The number partitioning problem is to divide a set of integers into a collection of subsets, so that the sum of the numbers in each subset are as nearly equal as possible. There are at least three natural objective functions for number partitioning. One is to minimize the largest subset sum, another is to maximize the smallest subset sum, and the third is to minimize the difference between the largest and smallest subset sums. I show that contrary to my previous claims, no two of these objective functions are equivalent for partitioning numbers three or more ways. Minimizing the largest subset sum or maximizing the smallest subset sum correspond to different practical applications of number partitioning, and both allow a recursive strategy for finding optimal solutions that is very effective in practice. Finally, a completely new version of this recursive strategy appears to reduce the asymptotic complexity of the algorithm, and results in orders of magnitude improvement over the best previous results for multi-way partitioning.

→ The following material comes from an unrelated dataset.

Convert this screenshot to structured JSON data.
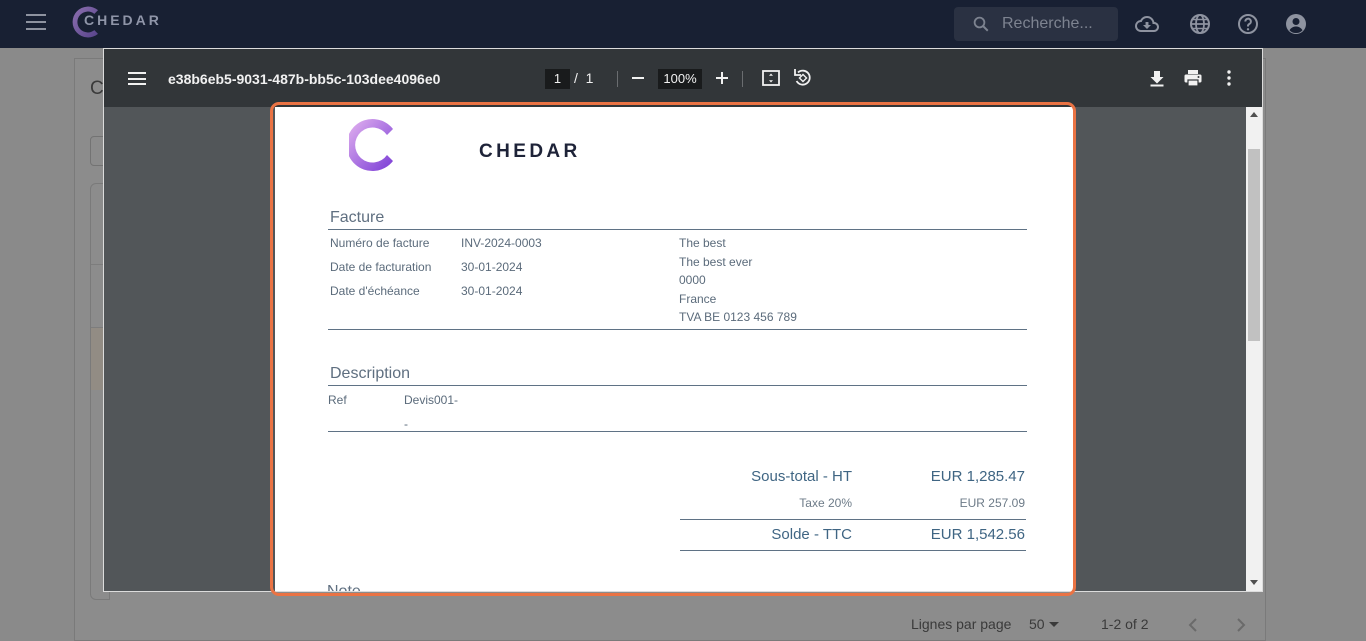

An important challenge in constraint programming is to rewrite constraint models into executable programs calculating the solutions. This phase of constraint processing may require translations between constraint programming languages, transformations of constraint representations, model optimizations, and tuning of solving strategies. In this paper, we introduce a pivot metamodel describing the common features of constraint models including different kinds of constraints, statements like conditionals and loops, and other first-class elements like object classes and predicates. This metamodel is general enough to cope with the constructions of many languages, from object-oriented modeling languages to logic languages, but it is independent from them. The rewriting operations manipulate metamodel instances apart from languages. As a consequence, the rewriting operations apply whatever languages are selected and they are able to manage model semantic information. A bridge is created between the metamodel space and languages using parsing techniques. Tools from the software engineering world can be useful to implement this framework.
When constructing a suboptimal single-agent search system, there are a number of decisions to be made that can significantly affect search efficiency. Each of these design decisions -- including the selection of an algorithm, a heuristic function, parameter values, etc. -- can greatly impact search speed. Following the work of others (Hutter, Hoos, and Stützle 2007) we refer to the set of choices made for an algorithm as the algorithm's configuration. In practice, configurations are tested offline so as to find some single setting to be used in any future search. Unfortunately, tuning is an expensive process that is specific to each problem domain.
We introduce a new bidirectional search algorithm, Single-Frontier Bidirectional Search (SFBDS). Unlike traditional BDS which keeps two frontiers, SFBDS uses a single frontier. At a particular node we can decide to search from start to goal or from goal to start, choosing the direction with the highest potential for minimizing the total work done. We provide theoretical analysis that explains when SFBDS will work validated by experimental results.
First, it is better to test on small benchmark instances than to solve the largest possible ones. This eases replication and allows a more diverse set of instances to be tested. There are few conclusions that one can draw from running on large benchmarks that can't also be drawn from running on small benchmarks. Second, experimental evaluation should focus on understanding algorithm behavior and forming predictive models, rather than on achieving state-of-the-art performance on toy problems. Third, it is more important to develop search techniques that are robust across multiple domains than ones that only give state-of-the-art performance in a single domain. Robust techniques are more likely be useful to others.
Planning research has returned to the issue of optimizing costs (rather than sizes) of plans. A prevalent perception, at least among non-experts in search, is that graph search for optimizing the size of paths generalizes more or less trivially to optimizing the cost of paths. While this kind of generalization is usually straightforward for graph theorems, graph algorithms are a different story. In particular, implementing a search evaluation function by substituting cost for size is a Bad Idea. Though experts have stated as much, cutting-edge practitioners are still learning of the consequences the hard way; here we mount a forceful indictment on the inherent dangers of cost-based search.